### WORK INSTRUCTIONS
Filter the records below for the word "return". Keep each line that has it.

### EXERCISE MATERIALS
- Opening Delimiter -
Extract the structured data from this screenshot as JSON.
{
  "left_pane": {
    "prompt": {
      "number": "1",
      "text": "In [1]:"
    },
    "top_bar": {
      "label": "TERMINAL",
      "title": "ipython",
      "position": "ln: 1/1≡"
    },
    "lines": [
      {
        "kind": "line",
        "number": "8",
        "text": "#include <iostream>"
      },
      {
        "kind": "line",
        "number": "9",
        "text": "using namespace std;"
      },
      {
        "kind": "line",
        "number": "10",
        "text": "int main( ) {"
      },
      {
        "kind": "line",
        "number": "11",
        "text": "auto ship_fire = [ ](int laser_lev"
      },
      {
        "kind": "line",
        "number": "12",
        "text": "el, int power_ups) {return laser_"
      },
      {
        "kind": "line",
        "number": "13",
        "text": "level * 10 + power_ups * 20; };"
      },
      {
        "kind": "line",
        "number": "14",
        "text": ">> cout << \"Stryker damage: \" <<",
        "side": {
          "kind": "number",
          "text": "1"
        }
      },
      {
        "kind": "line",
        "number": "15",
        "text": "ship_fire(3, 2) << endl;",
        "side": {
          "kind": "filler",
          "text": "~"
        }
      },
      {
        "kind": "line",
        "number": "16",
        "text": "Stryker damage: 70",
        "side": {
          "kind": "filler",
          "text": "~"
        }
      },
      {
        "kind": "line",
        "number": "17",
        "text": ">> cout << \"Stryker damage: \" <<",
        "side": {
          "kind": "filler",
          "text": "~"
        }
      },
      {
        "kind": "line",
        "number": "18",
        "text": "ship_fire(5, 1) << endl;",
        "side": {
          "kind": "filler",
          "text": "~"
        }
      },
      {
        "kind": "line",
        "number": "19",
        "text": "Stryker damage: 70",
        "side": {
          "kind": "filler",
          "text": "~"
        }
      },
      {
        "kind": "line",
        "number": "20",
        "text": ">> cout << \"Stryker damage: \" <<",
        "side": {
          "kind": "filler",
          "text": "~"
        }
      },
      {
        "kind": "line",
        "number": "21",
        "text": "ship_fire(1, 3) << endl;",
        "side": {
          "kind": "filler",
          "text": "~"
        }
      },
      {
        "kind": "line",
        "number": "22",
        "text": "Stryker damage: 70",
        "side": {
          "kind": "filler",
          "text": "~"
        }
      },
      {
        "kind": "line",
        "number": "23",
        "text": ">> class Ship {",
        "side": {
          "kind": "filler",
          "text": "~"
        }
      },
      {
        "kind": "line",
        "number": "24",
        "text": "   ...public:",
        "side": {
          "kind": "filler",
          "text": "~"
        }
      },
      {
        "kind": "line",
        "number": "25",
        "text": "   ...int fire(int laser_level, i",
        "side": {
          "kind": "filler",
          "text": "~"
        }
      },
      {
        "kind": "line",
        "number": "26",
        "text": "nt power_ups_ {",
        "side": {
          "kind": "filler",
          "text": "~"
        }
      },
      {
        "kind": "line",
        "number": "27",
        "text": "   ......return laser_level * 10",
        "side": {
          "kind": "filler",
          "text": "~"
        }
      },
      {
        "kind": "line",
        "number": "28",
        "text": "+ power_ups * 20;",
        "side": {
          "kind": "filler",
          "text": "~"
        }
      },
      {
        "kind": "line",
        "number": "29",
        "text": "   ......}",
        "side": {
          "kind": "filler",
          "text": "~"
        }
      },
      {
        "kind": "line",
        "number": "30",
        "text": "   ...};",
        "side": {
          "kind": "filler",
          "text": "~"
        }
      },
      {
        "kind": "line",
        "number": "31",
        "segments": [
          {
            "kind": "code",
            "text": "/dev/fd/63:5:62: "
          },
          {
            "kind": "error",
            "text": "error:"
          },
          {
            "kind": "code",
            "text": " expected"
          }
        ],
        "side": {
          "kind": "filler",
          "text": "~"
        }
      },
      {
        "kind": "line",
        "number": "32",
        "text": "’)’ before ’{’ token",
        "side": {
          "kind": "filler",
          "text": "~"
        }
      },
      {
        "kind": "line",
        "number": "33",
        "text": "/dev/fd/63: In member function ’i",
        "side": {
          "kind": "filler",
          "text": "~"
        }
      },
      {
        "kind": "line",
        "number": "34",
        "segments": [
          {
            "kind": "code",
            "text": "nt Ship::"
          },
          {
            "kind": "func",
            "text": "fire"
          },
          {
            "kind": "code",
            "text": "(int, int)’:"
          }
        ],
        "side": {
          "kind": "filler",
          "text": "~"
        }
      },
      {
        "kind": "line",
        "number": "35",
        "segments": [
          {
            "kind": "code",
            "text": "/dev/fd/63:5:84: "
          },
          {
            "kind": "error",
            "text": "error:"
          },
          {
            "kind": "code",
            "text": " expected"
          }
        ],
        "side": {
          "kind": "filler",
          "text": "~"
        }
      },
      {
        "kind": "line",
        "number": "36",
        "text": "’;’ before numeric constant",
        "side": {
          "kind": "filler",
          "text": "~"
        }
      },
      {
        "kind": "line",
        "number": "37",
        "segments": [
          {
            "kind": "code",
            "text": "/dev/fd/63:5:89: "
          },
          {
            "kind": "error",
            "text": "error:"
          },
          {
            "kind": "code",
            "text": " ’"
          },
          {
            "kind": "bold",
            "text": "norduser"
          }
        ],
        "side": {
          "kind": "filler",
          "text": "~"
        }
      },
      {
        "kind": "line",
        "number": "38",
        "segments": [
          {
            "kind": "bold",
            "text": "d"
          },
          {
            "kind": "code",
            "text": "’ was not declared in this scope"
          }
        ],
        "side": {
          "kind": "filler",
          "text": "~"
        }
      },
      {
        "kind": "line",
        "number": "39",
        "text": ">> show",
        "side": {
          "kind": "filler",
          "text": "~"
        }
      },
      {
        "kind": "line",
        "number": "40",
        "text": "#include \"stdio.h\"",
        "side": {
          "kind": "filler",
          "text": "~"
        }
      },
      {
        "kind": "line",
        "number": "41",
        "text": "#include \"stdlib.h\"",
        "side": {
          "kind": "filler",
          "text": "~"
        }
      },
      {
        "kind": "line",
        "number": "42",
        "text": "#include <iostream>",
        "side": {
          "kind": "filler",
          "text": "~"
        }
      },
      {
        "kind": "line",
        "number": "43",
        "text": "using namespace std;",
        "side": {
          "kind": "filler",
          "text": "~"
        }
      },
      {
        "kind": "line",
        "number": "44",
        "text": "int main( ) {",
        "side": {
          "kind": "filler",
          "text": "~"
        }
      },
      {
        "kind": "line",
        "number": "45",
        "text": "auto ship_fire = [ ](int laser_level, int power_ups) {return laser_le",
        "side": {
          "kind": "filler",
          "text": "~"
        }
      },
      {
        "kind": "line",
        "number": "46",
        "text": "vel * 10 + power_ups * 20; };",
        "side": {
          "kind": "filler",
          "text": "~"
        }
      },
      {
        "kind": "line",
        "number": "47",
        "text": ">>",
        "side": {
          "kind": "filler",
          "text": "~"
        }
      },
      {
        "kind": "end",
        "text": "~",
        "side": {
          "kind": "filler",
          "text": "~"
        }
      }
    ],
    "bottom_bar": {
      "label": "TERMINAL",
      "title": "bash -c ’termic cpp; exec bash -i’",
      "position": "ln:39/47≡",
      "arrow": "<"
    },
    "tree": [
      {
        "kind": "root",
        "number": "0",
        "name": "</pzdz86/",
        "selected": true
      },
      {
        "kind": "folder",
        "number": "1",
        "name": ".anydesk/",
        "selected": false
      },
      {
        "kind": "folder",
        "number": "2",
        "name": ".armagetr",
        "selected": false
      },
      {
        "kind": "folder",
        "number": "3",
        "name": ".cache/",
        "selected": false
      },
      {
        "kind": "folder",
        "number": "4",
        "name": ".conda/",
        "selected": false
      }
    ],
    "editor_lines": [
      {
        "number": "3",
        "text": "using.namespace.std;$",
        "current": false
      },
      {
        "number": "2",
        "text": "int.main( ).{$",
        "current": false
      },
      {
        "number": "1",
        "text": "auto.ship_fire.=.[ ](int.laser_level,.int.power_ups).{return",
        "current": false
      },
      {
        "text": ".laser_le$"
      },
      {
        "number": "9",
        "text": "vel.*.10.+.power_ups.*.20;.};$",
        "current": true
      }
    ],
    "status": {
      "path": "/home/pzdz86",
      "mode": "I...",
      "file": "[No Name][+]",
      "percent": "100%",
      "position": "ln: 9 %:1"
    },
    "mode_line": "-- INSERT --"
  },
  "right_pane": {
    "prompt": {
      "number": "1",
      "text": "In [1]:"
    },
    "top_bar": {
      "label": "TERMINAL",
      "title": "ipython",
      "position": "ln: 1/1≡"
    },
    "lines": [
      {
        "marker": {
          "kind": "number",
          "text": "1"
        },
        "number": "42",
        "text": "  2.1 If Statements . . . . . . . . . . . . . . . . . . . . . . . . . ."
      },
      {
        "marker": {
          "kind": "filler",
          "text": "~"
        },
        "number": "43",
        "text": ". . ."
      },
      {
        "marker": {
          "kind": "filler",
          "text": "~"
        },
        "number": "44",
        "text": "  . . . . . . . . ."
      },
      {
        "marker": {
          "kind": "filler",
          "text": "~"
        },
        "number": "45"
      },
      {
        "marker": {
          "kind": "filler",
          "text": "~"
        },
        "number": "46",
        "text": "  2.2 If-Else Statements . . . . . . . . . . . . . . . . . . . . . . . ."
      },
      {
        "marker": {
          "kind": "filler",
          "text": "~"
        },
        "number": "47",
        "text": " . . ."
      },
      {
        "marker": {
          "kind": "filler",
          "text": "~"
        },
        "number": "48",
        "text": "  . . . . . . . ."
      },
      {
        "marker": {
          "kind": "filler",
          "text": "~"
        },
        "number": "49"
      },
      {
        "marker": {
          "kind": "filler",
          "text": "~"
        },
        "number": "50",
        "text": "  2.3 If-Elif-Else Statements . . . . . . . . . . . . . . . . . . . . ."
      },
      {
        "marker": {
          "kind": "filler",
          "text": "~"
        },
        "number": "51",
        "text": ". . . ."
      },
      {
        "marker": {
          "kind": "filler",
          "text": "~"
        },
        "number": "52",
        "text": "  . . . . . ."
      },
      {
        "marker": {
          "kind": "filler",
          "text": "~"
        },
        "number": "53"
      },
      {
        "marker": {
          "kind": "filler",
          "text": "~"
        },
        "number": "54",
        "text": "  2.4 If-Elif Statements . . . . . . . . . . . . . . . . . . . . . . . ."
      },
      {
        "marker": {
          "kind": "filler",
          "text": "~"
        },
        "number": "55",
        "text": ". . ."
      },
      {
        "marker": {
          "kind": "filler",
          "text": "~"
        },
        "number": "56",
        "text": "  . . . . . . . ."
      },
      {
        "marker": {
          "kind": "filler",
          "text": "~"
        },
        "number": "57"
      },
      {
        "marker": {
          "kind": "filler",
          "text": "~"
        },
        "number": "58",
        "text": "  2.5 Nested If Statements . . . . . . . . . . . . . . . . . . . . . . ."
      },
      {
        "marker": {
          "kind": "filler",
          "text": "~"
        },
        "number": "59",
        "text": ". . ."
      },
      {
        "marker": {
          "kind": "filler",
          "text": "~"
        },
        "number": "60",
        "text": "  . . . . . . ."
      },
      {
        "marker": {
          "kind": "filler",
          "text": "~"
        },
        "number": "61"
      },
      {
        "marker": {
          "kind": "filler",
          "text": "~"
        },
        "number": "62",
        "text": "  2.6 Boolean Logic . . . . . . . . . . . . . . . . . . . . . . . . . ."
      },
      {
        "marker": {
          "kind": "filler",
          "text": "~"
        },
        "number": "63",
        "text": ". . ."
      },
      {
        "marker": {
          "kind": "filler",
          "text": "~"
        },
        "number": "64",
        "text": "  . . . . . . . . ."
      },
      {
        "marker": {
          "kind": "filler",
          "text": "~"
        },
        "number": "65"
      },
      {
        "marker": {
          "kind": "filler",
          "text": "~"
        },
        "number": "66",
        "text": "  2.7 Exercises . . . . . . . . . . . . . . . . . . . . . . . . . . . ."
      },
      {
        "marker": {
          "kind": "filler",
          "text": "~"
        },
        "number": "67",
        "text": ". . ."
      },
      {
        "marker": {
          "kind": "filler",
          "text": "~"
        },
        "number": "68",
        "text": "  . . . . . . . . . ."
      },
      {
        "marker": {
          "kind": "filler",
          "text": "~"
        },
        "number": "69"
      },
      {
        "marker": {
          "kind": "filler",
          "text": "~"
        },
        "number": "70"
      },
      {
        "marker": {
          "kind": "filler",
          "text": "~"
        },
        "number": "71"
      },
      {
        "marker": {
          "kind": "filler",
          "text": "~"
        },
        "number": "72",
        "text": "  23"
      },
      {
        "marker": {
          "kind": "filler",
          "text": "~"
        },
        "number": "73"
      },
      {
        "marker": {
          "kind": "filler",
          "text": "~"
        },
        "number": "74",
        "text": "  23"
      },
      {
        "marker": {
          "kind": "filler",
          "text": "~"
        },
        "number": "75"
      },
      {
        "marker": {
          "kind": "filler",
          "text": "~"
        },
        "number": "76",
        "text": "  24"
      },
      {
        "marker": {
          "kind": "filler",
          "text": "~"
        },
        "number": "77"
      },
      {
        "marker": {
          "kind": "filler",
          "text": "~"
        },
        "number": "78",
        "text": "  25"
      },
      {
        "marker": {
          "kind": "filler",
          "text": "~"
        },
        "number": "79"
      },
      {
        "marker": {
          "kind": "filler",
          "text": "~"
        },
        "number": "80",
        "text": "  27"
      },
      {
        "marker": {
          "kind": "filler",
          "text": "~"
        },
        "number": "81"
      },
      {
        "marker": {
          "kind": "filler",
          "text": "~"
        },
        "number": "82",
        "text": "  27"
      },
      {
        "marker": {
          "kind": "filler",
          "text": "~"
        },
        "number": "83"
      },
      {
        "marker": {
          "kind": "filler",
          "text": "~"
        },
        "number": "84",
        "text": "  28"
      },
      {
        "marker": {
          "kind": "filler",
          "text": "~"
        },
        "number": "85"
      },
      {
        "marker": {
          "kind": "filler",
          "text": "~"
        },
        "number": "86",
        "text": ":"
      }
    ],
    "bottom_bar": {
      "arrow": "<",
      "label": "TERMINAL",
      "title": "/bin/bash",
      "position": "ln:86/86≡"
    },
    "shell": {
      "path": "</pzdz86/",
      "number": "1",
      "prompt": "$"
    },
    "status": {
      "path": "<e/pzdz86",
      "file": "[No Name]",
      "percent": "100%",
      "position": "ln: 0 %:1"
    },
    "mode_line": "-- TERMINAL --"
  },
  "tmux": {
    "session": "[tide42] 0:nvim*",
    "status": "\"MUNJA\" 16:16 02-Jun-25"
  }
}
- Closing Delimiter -
### RESULT OF THE EXERCISE
        "text": "el, int power_ups) {return laser_"
        "text": "   ......return laser_level * 10",
        "text": "auto ship_fire = [ ](int laser_level, int power_ups) {return laser_le",
        "text": "auto.ship_fire.=.[ ](int.laser_level,.int.power_ups).{return",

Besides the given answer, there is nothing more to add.